College Athletes in Revenue-Generating Sports as Employees: A Look into the Alt-Labor Future
34 Pages Posted: 31 Jan 2020
Date Written: January 30, 2020
The writing is on the wall. In the next few years, it seems clear now that at least the elite student athletes in Division I power conferences in college football and basketball, revenue-generating sports programs, will be deemed employees for the purpose of determining college and university legal obligations toward them. The inevitability of this sea change in the way these athletes are viewed will be the culminating result of various lawsuits as well as state legislation under a myriad of labor, employment, and antitrust laws. Although plaintiff-athletes have so far mostly lost in federal litigation, it seems clear that cases will continue to be brought and that eventually these college athletes will prevail because the amateur ideal of the college athlete, at the very least in sports that generate substantial revenue for schools, is crumbling and unsustainable for these athletes at the same time that various legal tests of employee status as well as simple economic reality reveal these athletes are truly employees. More recent evidence of erosion in amateur status is found in state legislation requiring that these athletes be allowed direct payment for use of name, image, and likeness (NIL) by commercial entities. After California passed a law in September, 2019, and Florida threatened to pass the same law in late October, 2019, the NCAA yielded to pressure and announced that it will allow student athletes to receive NIL payments.

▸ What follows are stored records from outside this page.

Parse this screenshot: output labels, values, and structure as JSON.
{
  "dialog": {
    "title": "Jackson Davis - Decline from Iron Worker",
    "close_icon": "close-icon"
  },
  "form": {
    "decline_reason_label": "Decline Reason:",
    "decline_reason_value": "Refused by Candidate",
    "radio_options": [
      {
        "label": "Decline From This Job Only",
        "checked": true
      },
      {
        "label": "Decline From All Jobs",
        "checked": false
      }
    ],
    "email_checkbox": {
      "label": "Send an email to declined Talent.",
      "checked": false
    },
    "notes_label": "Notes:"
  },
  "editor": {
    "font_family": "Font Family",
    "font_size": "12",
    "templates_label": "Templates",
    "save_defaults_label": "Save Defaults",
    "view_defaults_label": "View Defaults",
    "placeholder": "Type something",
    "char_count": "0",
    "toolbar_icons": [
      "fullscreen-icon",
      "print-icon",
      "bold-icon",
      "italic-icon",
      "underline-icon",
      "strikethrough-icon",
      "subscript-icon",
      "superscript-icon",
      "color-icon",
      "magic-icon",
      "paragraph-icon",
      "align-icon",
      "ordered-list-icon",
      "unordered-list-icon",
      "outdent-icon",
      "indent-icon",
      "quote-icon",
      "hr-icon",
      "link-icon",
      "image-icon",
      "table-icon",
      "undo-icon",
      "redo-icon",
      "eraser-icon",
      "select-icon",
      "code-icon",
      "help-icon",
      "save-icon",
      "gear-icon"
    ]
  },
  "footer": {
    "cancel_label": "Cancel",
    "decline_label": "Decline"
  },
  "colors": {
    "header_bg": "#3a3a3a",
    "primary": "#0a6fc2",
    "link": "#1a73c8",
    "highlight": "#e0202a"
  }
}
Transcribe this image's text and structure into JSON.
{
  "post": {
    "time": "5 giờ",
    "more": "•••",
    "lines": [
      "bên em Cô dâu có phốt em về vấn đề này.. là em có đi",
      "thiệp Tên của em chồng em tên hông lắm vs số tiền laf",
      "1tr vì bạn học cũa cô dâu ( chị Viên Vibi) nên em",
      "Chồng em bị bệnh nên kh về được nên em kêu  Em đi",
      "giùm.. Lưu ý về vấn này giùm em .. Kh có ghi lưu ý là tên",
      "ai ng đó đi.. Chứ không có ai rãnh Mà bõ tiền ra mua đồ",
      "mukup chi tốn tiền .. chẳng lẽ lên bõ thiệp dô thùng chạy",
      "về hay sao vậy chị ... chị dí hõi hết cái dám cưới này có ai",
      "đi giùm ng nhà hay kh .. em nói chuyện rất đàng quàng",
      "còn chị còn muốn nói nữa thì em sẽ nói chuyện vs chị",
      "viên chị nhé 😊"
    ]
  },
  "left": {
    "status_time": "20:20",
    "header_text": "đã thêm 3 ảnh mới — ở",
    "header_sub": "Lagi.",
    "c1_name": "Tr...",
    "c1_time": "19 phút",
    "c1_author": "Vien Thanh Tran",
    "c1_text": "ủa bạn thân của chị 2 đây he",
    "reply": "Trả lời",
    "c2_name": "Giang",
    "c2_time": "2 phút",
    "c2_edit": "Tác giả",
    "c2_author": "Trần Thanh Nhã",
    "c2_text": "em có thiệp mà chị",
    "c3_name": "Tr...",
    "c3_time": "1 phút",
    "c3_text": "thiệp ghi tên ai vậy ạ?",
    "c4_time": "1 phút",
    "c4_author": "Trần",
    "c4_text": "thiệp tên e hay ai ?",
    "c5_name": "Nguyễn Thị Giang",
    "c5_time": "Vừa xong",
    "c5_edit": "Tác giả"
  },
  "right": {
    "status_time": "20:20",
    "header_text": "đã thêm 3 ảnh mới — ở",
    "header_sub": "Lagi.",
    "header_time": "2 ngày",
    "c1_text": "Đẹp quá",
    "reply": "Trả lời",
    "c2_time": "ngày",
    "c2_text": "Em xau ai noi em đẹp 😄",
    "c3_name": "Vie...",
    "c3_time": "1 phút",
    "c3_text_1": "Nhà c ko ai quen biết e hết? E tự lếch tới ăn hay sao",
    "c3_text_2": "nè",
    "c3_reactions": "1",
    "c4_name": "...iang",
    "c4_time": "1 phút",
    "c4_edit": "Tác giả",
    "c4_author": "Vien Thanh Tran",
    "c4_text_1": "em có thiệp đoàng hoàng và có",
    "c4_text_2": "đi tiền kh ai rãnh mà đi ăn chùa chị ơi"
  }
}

The current landscape of labor, employment, and antitrust litigation involving mostly elite college athletes in revenue-generating sports represents a piecemeal approach to vindicating these students’ rights as employees. As the NCAA’s primary defense that these particular athletes are in fact amateurs falls apart, nobody has really focused on the perhaps more interesting and fundamental question about what it will mean for these students to be viewed as employees. How will their lives be changed? Will they be able to retain an identity as a student? How will expectations change in the college field of play and in the locker room as a result of their new status as employees who happen also to be students? What about students in non-power conferences who might still be viewed as students and amateur athletes? How will employee athletes be paid by colleges and universities, and what will that mean with respect to the level of control colleges and universities have over them? Will collective bargaining take place in college, and, if it does, what will it look like? Will it be undertaken on a national basis, a conference basis, or in individual schools? What will student athlete employees and colleges and universities bargain over? In attempting to begin to answer these questions, this article will explore the brave new alt-labor world of college football and basketball “employees” in revenue-generating sports.
Suggested Citation: Suggested Citation